The answer is every record that follows, printed exactly.

- Opening Delimiter -

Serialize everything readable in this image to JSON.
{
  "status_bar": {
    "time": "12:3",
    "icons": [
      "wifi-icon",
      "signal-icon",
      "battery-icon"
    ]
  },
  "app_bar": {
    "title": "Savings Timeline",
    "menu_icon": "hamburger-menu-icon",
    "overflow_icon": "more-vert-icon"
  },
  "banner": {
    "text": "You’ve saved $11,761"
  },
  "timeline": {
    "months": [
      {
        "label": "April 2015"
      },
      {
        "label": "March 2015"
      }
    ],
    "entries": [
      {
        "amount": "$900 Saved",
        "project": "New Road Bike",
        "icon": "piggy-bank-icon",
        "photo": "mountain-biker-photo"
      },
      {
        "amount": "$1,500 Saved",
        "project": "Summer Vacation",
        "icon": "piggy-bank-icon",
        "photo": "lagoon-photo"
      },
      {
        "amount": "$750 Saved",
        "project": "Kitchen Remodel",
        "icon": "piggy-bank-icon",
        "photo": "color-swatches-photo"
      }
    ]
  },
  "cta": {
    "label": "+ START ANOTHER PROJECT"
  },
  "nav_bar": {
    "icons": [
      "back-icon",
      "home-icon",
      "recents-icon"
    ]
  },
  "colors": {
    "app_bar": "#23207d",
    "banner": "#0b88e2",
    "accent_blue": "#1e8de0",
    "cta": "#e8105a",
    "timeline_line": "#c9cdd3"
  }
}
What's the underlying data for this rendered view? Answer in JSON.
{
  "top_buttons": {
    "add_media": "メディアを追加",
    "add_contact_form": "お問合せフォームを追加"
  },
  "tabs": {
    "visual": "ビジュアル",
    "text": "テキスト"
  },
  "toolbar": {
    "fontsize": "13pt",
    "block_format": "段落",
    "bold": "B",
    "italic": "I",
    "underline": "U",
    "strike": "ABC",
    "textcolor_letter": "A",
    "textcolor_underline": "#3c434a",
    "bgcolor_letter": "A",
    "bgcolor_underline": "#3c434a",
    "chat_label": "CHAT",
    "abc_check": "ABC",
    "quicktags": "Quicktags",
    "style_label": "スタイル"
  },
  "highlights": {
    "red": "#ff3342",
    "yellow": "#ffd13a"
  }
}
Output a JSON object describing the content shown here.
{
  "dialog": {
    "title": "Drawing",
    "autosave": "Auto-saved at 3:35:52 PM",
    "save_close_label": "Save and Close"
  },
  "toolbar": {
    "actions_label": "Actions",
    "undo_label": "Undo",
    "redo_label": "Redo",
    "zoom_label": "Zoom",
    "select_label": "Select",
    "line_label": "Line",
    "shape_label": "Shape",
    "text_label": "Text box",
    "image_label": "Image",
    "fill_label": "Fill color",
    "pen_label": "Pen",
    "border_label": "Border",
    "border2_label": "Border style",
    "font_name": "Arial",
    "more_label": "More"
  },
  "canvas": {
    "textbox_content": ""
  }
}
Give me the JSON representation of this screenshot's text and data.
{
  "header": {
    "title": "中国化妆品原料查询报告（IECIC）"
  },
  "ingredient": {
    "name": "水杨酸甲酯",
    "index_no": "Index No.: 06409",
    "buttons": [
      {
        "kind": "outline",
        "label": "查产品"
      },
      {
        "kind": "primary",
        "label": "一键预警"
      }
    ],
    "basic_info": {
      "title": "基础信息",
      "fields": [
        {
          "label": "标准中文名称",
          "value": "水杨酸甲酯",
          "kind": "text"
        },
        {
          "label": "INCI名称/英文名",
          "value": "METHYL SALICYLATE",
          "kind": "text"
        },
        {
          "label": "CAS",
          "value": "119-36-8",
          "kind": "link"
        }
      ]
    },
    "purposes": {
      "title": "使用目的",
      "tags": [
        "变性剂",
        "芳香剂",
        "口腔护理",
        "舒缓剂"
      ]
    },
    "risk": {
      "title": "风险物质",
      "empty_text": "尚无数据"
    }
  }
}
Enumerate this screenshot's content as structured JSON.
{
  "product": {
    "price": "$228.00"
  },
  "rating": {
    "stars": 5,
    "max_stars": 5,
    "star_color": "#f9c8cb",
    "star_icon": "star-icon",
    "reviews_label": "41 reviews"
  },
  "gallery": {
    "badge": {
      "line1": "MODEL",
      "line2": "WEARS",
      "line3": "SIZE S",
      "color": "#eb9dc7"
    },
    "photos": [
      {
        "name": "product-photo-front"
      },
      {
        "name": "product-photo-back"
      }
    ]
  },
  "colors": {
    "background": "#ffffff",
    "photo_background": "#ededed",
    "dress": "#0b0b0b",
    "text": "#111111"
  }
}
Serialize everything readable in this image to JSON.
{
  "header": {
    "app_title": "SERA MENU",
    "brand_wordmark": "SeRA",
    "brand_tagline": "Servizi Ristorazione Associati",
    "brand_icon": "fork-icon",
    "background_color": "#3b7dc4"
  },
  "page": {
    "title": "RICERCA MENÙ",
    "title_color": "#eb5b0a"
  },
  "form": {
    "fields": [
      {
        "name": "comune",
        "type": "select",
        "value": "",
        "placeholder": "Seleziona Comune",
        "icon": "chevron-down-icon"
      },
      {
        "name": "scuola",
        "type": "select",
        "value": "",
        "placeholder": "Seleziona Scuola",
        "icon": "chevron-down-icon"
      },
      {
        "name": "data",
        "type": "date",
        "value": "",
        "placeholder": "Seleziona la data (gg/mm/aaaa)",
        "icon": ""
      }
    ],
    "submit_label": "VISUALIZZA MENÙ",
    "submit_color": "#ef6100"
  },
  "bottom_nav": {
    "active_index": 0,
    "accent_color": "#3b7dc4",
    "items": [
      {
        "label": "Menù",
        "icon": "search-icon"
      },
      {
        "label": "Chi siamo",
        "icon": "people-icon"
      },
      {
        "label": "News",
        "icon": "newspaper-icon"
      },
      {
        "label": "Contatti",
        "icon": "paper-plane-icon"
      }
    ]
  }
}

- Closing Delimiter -

[FINAL ANSWER]
Serialize everything readable in this image to JSON.
{
  "status_bar": {
    "time": "12:3",
    "icons": [
      "wifi-icon",
      "signal-icon",
      "battery-icon"
    ]
  },
  "app_bar": {
    "title": "Savings Timeline",
    "menu_icon": "hamburger-menu-icon",
    "overflow_icon": "more-vert-icon"
  },
  "banner": {
    "text": "You’ve saved $11,761"
  },
  "timeline": {
    "months": [
      {
        "label": "April 2015"
      },
      {
        "label": "March 2015"
      }
    ],
    "entries": [
      {
        "amount": "$900 Saved",
        "project": "New Road Bike",
        "icon": "piggy-bank-icon",
        "photo": "mountain-biker-photo"
      },
      {
        "amount": "$1,500 Saved",
        "project": "Summer Vacation",
        "icon": "piggy-bank-icon",
        "photo": "lagoon-photo"
      },
      {
        "amount": "$750 Saved",
        "project": "Kitchen Remodel",
        "icon": "piggy-bank-icon",
        "photo": "color-swatches-photo"
      }
    ]
  },
  "cta": {
    "label": "+ START ANOTHER PROJECT"
  },
  "nav_bar": {
    "icons": [
      "back-icon",
      "home-icon",
      "recents-icon"
    ]
  },
  "colors": {
    "app_bar": "#23207d",
    "banner": "#0b88e2",
    "accent_blue": "#1e8de0",
    "cta": "#e8105a",
    "timeline_line": "#c9cdd3"
  }
}
What's the underlying data for this rendered view? Answer in JSON.
{
  "top_buttons": {
    "add_media": "メディアを追加",
    "add_contact_form": "お問合せフォームを追加"
  },
  "tabs": {
    "visual": "ビジュアル",
    "text": "テキスト"
  },
  "toolbar": {
    "fontsize": "13pt",
    "block_format": "段落",
    "bold": "B",
    "italic": "I",
    "underline": "U",
    "strike": "ABC",
    "textcolor_letter": "A",
    "textcolor_underline": "#3c434a",
    "bgcolor_letter": "A",
    "bgcolor_underline": "#3c434a",
    "chat_label": "CHAT",
    "abc_check": "ABC",
    "quicktags": "Quicktags",
    "style_label": "スタイル"
  },
  "highlights": {
    "red": "#ff3342",
    "yellow": "#ffd13a"
  }
}
Output a JSON object describing the content shown here.
{
  "dialog": {
    "title": "Drawing",
    "autosave": "Auto-saved at 3:35:52 PM",
    "save_close_label": "Save and Close"
  },
  "toolbar": {
    "actions_label": "Actions",
    "undo_label": "Undo",
    "redo_label": "Redo",
    "zoom_label": "Zoom",
    "select_label": "Select",
    "line_label": "Line",
    "shape_label": "Shape",
    "text_label": "Text box",
    "image_label": "Image",
    "fill_label": "Fill color",
    "pen_label": "Pen",
    "border_label": "Border",
    "border2_label": "Border style",
    "font_name": "Arial",
    "more_label": "More"
  },
  "canvas": {
    "textbox_content": ""
  }
}
Give me the JSON representation of this screenshot's text and data.
{
  "header": {
    "title": "中国化妆品原料查询报告（IECIC）"
  },
  "ingredient": {
    "name": "水杨酸甲酯",
    "index_no": "Index No.: 06409",
    "buttons": [
      {
        "kind": "outline",
        "label": "查产品"
      },
      {
        "kind": "primary",
        "label": "一键预警"
      }
    ],
    "basic_info": {
      "title": "基础信息",
      "fields": [
        {
          "label": "标准中文名称",
          "value": "水杨酸甲酯",
          "kind": "text"
        },
        {
          "label": "INCI名称/英文名",
          "value": "METHYL SALICYLATE",
          "kind": "text"
        },
        {
          "label": "CAS",
          "value": "119-36-8",
          "kind": "link"
        }
      ]
    },
    "purposes": {
      "title": "使用目的",
      "tags": [
        "变性剂",
        "芳香剂",
        "口腔护理",
        "舒缓剂"
      ]
    },
    "risk": {
      "title": "风险物质",
      "empty_text": "尚无数据"
    }
  }
}
Enumerate this screenshot's content as structured JSON.
{
  "product": {
    "price": "$228.00"
  },
  "rating": {
    "stars": 5,
    "max_stars": 5,
    "star_color": "#f9c8cb",
    "star_icon": "star-icon",
    "reviews_label": "41 reviews"
  },
  "gallery": {
    "badge": {
      "line1": "MODEL",
      "line2": "WEARS",
      "line3": "SIZE S",
      "color": "#eb9dc7"
    },
    "photos": [
      {
        "name": "product-photo-front"
      },
      {
        "name": "product-photo-back"
      }
    ]
  },
  "colors": {
    "background": "#ffffff",
    "photo_background": "#ededed",
    "dress": "#0b0b0b",
    "text": "#111111"
  }
}
Serialize everything readable in this image to JSON.
{
  "header": {
    "app_title": "SERA MENU",
    "brand_wordmark": "SeRA",
    "brand_tagline": "Servizi Ristorazione Associati",
    "brand_icon": "fork-icon",
    "background_color": "#3b7dc4"
  },
  "page": {
    "title": "RICERCA MENÙ",
    "title_color": "#eb5b0a"
  },
  "form": {
    "fields": [
      {
        "name": "comune",
        "type": "select",
        "value": "",
        "placeholder": "Seleziona Comune",
        "icon": "chevron-down-icon"
      },
      {
        "name": "scuola",
        "type": "select",
        "value": "",
        "placeholder": "Seleziona Scuola",
        "icon": "chevron-down-icon"
      },
      {
        "name": "data",
        "type": "date",
        "value": "",
        "placeholder": "Seleziona la data (gg/mm/aaaa)",
        "icon": ""
      }
    ],
    "submit_label": "VISUALIZZA MENÙ",
    "submit_color": "#ef6100"
  },
  "bottom_nav": {
    "active_index": 0,
    "accent_color": "#3b7dc4",
    "items": [
      {
        "label": "Menù",
        "icon": "search-icon"
      },
      {
        "label": "Chi siamo",
        "icon": "people-icon"
      },
      {
        "label": "News",
        "icon": "newspaper-icon"
      },
      {
        "label": "Contatti",
        "icon": "paper-plane-icon"
      }
    ]
  }
}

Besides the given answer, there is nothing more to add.